Grant continues to progress - slowly but surely. I am working on the paperwork to get him into the Duke Fragile X Clinic. I was told that it is possible they may have a spot for him towards the end of summer! I can't wait to get some clear guidance on some specific issues. Also, Grant will be in the hospital at the end of the month for a 24-hour video EEG (electroencephalogram). An EEG is a test that measures and records the electrical activity of the brain. We need to find out if Grant is experiencing any seizures.

Wesley turned 14 months old on Friday and is getting faster by the day. I can hardly keep up with the boy. He is learning sign language along with Grant, can make several animal sounds, and I am pretty sure he is training to be a sprinter. He loves trucks, tractors and his Thomas train. I love hearing him make motor noises as he drives the vehicles around. He is eating a little better but still not up to par. Please continue to pray for this.

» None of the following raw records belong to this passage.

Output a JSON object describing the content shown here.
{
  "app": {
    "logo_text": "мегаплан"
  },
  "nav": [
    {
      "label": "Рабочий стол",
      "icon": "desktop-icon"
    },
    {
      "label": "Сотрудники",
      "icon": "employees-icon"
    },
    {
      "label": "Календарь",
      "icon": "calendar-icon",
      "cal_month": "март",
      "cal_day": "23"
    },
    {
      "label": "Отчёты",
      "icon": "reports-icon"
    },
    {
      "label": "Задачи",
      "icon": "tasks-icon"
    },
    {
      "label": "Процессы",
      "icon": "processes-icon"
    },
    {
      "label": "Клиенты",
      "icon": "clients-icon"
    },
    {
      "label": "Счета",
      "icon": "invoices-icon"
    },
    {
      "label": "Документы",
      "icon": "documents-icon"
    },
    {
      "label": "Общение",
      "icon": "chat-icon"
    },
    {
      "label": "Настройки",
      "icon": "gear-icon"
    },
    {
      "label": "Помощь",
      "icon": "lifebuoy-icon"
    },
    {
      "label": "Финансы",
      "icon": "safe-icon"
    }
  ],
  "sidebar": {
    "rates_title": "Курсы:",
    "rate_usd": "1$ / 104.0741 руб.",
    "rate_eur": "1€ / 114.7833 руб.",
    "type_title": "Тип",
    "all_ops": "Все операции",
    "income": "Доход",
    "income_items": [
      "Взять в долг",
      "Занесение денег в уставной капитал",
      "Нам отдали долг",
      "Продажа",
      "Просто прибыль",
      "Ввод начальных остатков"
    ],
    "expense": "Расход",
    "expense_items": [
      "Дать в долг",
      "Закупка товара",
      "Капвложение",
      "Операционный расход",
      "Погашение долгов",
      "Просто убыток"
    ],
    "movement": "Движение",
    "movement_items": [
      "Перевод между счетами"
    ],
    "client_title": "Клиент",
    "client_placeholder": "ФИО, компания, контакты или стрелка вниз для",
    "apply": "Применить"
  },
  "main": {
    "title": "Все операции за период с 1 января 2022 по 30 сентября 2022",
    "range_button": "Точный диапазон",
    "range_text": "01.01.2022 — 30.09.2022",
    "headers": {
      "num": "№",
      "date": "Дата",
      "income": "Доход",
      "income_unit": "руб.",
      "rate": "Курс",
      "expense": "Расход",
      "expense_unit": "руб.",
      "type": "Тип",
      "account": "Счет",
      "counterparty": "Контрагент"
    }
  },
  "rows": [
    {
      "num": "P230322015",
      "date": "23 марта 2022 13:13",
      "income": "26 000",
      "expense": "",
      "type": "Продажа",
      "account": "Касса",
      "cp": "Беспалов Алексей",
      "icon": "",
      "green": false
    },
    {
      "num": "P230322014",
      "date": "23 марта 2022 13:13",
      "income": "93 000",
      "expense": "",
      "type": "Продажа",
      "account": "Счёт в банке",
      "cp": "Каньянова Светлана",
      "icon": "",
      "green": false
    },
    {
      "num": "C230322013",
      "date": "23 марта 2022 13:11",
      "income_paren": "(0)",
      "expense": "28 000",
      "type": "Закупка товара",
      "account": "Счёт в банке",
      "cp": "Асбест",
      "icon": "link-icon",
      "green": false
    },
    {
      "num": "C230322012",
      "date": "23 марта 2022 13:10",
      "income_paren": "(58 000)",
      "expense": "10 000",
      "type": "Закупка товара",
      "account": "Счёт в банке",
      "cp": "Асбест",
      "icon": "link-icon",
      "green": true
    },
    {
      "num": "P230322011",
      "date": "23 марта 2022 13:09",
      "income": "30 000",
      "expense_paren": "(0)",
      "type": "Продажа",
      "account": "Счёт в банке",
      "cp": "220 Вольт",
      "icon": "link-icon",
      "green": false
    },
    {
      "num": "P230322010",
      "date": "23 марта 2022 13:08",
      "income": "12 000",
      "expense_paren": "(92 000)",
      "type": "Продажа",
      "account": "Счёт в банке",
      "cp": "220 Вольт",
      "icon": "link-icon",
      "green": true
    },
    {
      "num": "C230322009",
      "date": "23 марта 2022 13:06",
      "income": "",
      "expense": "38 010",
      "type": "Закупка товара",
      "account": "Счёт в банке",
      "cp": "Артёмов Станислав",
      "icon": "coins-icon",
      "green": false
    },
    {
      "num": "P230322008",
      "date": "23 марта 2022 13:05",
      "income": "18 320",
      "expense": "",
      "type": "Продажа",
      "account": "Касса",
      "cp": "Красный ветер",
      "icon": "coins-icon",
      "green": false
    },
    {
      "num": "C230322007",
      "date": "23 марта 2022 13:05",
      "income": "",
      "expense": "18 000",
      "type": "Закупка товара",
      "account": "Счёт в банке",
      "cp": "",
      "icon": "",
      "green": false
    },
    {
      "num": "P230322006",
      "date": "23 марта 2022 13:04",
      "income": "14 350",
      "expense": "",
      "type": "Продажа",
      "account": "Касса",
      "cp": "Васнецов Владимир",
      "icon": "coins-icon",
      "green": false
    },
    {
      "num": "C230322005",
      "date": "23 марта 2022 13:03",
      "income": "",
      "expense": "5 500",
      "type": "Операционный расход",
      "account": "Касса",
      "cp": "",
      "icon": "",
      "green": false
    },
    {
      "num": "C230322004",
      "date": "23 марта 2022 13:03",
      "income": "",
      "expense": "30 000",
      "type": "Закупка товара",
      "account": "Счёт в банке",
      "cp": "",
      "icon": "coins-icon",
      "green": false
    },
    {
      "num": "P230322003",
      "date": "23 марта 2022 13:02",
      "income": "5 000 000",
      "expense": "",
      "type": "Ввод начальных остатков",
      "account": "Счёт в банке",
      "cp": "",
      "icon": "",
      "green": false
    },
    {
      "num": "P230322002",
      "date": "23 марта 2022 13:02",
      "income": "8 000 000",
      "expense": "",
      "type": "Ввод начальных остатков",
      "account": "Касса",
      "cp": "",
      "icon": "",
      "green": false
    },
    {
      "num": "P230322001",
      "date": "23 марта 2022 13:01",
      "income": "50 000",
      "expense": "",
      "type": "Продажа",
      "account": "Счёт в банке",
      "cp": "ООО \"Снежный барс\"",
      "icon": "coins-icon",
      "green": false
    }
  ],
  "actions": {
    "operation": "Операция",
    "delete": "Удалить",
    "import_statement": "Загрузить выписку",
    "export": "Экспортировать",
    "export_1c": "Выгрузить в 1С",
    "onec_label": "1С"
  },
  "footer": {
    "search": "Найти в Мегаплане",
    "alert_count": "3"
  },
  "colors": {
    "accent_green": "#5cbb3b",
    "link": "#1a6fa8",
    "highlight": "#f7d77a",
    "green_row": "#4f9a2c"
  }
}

We do have a huge praise to share... Wesley's Fragile X test results came back negative! Praise the LORD! Not only did we confirm that Wes does not have the full mutation but he does not have the premutation either (he is not a carrier). This is wonderful news! Wesley will not have the issues that come with the premutated form of Fragile X and he will not have to worry about passing the gene on to his children. We are so thankful for this blessing!

Time continues to fly by and there is only a few more weeks of school for Aaron! He is very much looking forward to the change of pace painting will give him this summer. God continues to provide exactly what we need each month. Praise God! We are so thankful. With Jehovah Jireh we are never in want and I am learning to enjoy the contentment that comes with simple living.

Two things I asked of You, do not refuse me before I die: keep deception and lies far from me, give me neither poverty nor riches; feed me with the food that is my portion, that I not be full and deny You and say, 'Who is the LORD?' or that I not be in want and steal, and profane the name of my God. Proverbs 30:7-9
© Choosing Gratitude | All rights reserved.
Blog Layout Created by pipdig